The odds favoured New Zealand to win the final test but England put on a show of magnificent defiance.

New Zealand will awake this morning with the bitter taste of a job not completed at Eden Park.

They should also be acknowledging a magnificent defensive operation by England which enabled them to leave the country today with a share of the honours from a drawn test series.

It didn't seem that would be the case on Monday night, at which point England were 90 for four and still 391 shy of the winning target, and the odds favoured New Zealand.

But in a gripping finale, down to the final ball, England hung on, finishing on 315 for nine, wicketkeeper Matt Prior the rock on 110 and Monty Panesar on two, having survived by, various means, five balls.


The day had New Zealand fielders circling the batsman for much of it, and a string of slip-gully fielders hovering for edges. You don't see that often. Too few edges came, although two that did were spilled just before lunch, one a crucial miss.

Considering New Zealand were given little chance before the ANZ international series test leg began, it has been a good three weeks for the national side.

They mightn't think so right now and that is right. It will be painful reliving the day, but the knowledge they dominated the world's No 2 side for most of the match should help.

New Zealand had their chances to win a terrific victory but couldn't take them.

That said, England's batsmen, particularly Prior, Ian Bell, Joe Root and Stuart Broad were unable to be shifted in time to get to the soft tail.

When Bell, on 39, was dropped by Dean Brownlie at third slip in the over before lunch off Trent Boult, he stayed put another two hours, getting to 75.

On 28, Prior had a lifter from Neil Wagner bounce off his bat, over his head down on to the stumps, striking them on the way down, but not dislodging the bails.

Prior's methods were intriguing. He happily pulled, cut and drove through the afternoon in a situation others may have eschewed offensive shots in favour of stepping into a shell.

Broad, by contrast, hunkered down, officially taking 104 minutes before getting off the mark, thereby removing New Zealand's Geoff Allott's 102-minute scoreless stop against South Africa on the same ground in 1999 from the record books.

He simply couldn't be shifted, at one point surviving on referral an lbw against Boult while spread-eagled on the ground and wearing the end of his bat handle in his throat.

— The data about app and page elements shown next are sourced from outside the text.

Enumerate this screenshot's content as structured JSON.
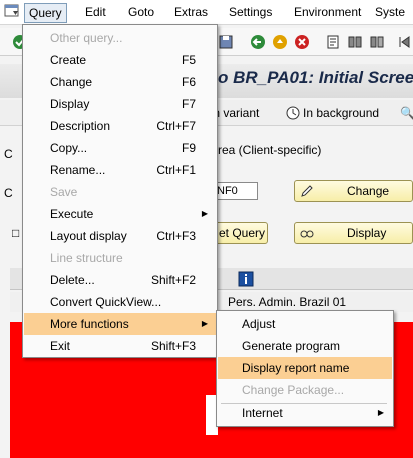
{
  "menubar": {
    "items": [
      "Query",
      "Edit",
      "Goto",
      "Extras",
      "Settings",
      "Environment",
      "Syste"
    ]
  },
  "title": "o BR_PA01: Initial Scree",
  "app_toolbar": {
    "with_variant": "th variant",
    "in_background": "In background"
  },
  "area_label": "rea (Client-specific)",
  "input_value": "NF0",
  "buttons": {
    "change": "Change",
    "display": "Display",
    "set_query": "et Query"
  },
  "grid": {
    "row_text": "Pers. Admin. Brazil 01"
  },
  "query_menu": {
    "items": [
      {
        "label": "Other query...",
        "shortcut": "",
        "disabled": true
      },
      {
        "label": "Create",
        "shortcut": "F5"
      },
      {
        "label": "Change",
        "shortcut": "F6"
      },
      {
        "label": "Display",
        "shortcut": "F7"
      },
      {
        "label": "Description",
        "shortcut": "Ctrl+F7"
      },
      {
        "label": "Copy...",
        "shortcut": "F9"
      },
      {
        "label": "Rename...",
        "shortcut": "Ctrl+F1"
      },
      {
        "label": "Save",
        "shortcut": "",
        "disabled": true
      },
      {
        "label": "Execute",
        "shortcut": ""
      },
      {
        "label": "Layout display",
        "shortcut": "Ctrl+F3"
      },
      {
        "label": "Line structure",
        "shortcut": "",
        "disabled": true
      },
      {
        "label": "Delete...",
        "shortcut": "Shift+F2"
      },
      {
        "label": "Convert QuickView...",
        "shortcut": ""
      },
      {
        "label": "More functions",
        "shortcut": ""
      },
      {
        "label": "Exit",
        "shortcut": "Shift+F3"
      }
    ]
  },
  "more_functions_submenu": {
    "items": [
      {
        "label": "Adjust"
      },
      {
        "label": "Generate program"
      },
      {
        "label": "Display report name"
      },
      {
        "label": "Change Package...",
        "disabled": true
      },
      {
        "label": "Internet"
      }
    ]
  },
  "colors": {
    "highlight": "#fbcf93",
    "button_yellow": "#f7eea8",
    "red_area": "#ff0000"
  }
}
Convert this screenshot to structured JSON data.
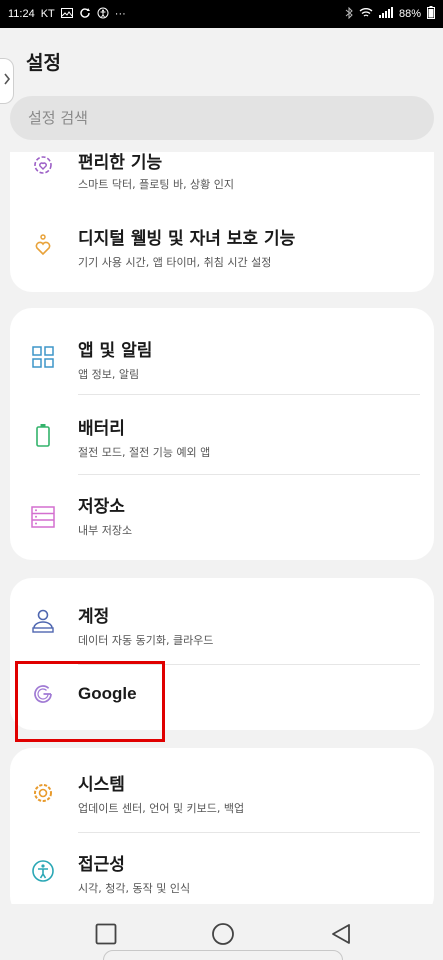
{
  "status": {
    "time": "11:24",
    "carrier": "KT",
    "battery": "88%",
    "icons_left": [
      "gallery-icon",
      "sync-icon",
      "accessibility-icon",
      "more-icon"
    ],
    "icons_right": [
      "bluetooth-icon",
      "wifi-icon",
      "signal-icon",
      "battery-icon"
    ]
  },
  "header": {
    "title": "설정",
    "search_placeholder": "설정 검색"
  },
  "groups": [
    {
      "items": [
        {
          "title": "편리한 기능",
          "subtitle": "스마트 닥터, 플로팅 바, 상황 인지",
          "icon": "gear-heart-icon",
          "color": "#9c5fc6"
        },
        {
          "title": "디지털 웰빙 및 자녀 보호 기능",
          "subtitle": "기기 사용 시간, 앱 타이머, 취침 시간 설정",
          "icon": "heart-person-icon",
          "color": "#e8a23a"
        }
      ]
    },
    {
      "items": [
        {
          "title": "앱 및 알림",
          "subtitle": "앱 정보, 알림",
          "icon": "apps-grid-icon",
          "color": "#3d95c9"
        },
        {
          "title": "배터리",
          "subtitle": "절전 모드, 절전 기능 예외 앱",
          "icon": "battery-icon",
          "color": "#33b36b"
        },
        {
          "title": "저장소",
          "subtitle": "내부 저장소",
          "icon": "storage-icon",
          "color": "#d36fcf"
        }
      ]
    },
    {
      "items": [
        {
          "title": "계정",
          "subtitle": "데이터 자동 동기화, 클라우드",
          "icon": "account-icon",
          "color": "#4f67b0"
        },
        {
          "title": "Google",
          "subtitle": "",
          "icon": "google-icon",
          "color": "#a07ad4"
        }
      ]
    },
    {
      "items": [
        {
          "title": "시스템",
          "subtitle": "업데이트 센터, 언어 및 키보드, 백업",
          "icon": "system-gear-icon",
          "color": "#e89a2c"
        },
        {
          "title": "접근성",
          "subtitle": "시각, 청각, 동작 및 인식",
          "icon": "accessibility-icon",
          "color": "#2aa7b5"
        }
      ]
    }
  ],
  "nav": {
    "icons": [
      "recent-apps-icon",
      "home-icon",
      "back-icon"
    ]
  }
}
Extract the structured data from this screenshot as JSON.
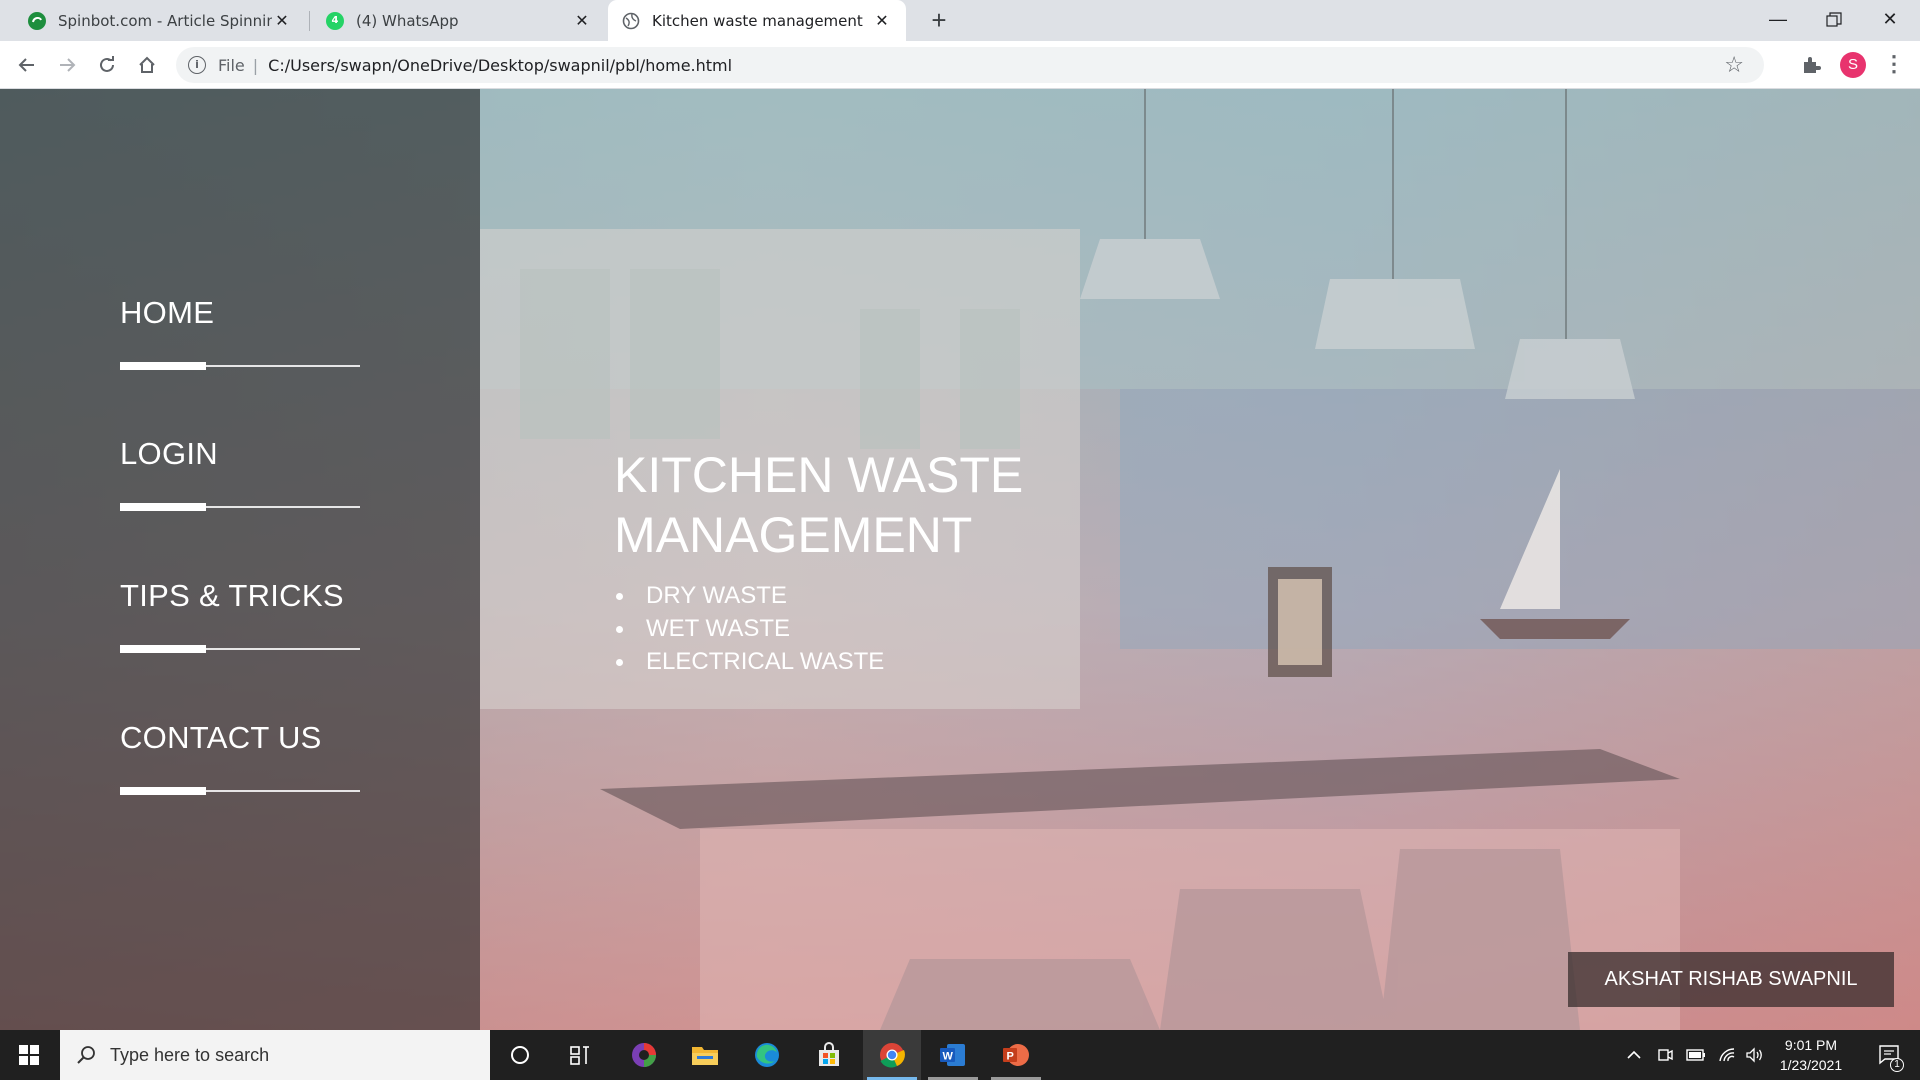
{
  "browser": {
    "tabs": [
      {
        "title": "Spinbot.com - Article Spinning, T",
        "favicon": "spinbot-icon",
        "active": false
      },
      {
        "title": "(4) WhatsApp",
        "favicon": "whatsapp-icon",
        "badge": "4",
        "active": false
      },
      {
        "title": "Kitchen waste management",
        "favicon": "globe-icon",
        "active": true
      }
    ],
    "address": {
      "scheme": "File",
      "url": "C:/Users/swapn/OneDrive/Desktop/swapnil/pbl/home.html"
    },
    "profile_initial": "S",
    "colors": {
      "tabstrip": "#dee1e6",
      "profile": "#e8336e"
    }
  },
  "page": {
    "nav": [
      {
        "label": "HOME"
      },
      {
        "label": "LOGIN"
      },
      {
        "label": "TIPS & TRICKS"
      },
      {
        "label": "CONTACT US"
      }
    ],
    "hero": {
      "title": "KITCHEN WASTE MANAGEMENT",
      "items": [
        "DRY WASTE",
        "WET WASTE",
        "ELECTRICAL WASTE"
      ]
    },
    "credit": "AKSHAT RISHAB SWAPNIL"
  },
  "taskbar": {
    "search_placeholder": "Type here to search",
    "apps": [
      "cortana-icon",
      "task-view-icon",
      "color-app-icon",
      "file-explorer-icon",
      "edge-icon",
      "store-icon",
      "chrome-icon",
      "word-icon",
      "powerpoint-icon"
    ],
    "time": "9:01 PM",
    "date": "1/23/2021",
    "notification_count": "1"
  }
}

By the end Prior had batted 268 minutes, faced 182 balls and hit 20 boundaries. His management of the situation was top class. He looked as if he wouldn't be shifted in another 268 minutes.

Twice he French cut the ball just past his stumps. There was enough in the pitch to keep the seamers charging in, although they might have hoped for more on the final day.

Kane Williamson offered a final glimmer, with two wickets in three balls. But Panesar, a nervy dab at his first ball and a slapstick run, dive and scramble to avoid a run-out, hung on.

So maybe it wasn't meant to be.

The seamers, Boult, Tim Southee and Wagner worked to a standstill. Next up, it's England again, in England.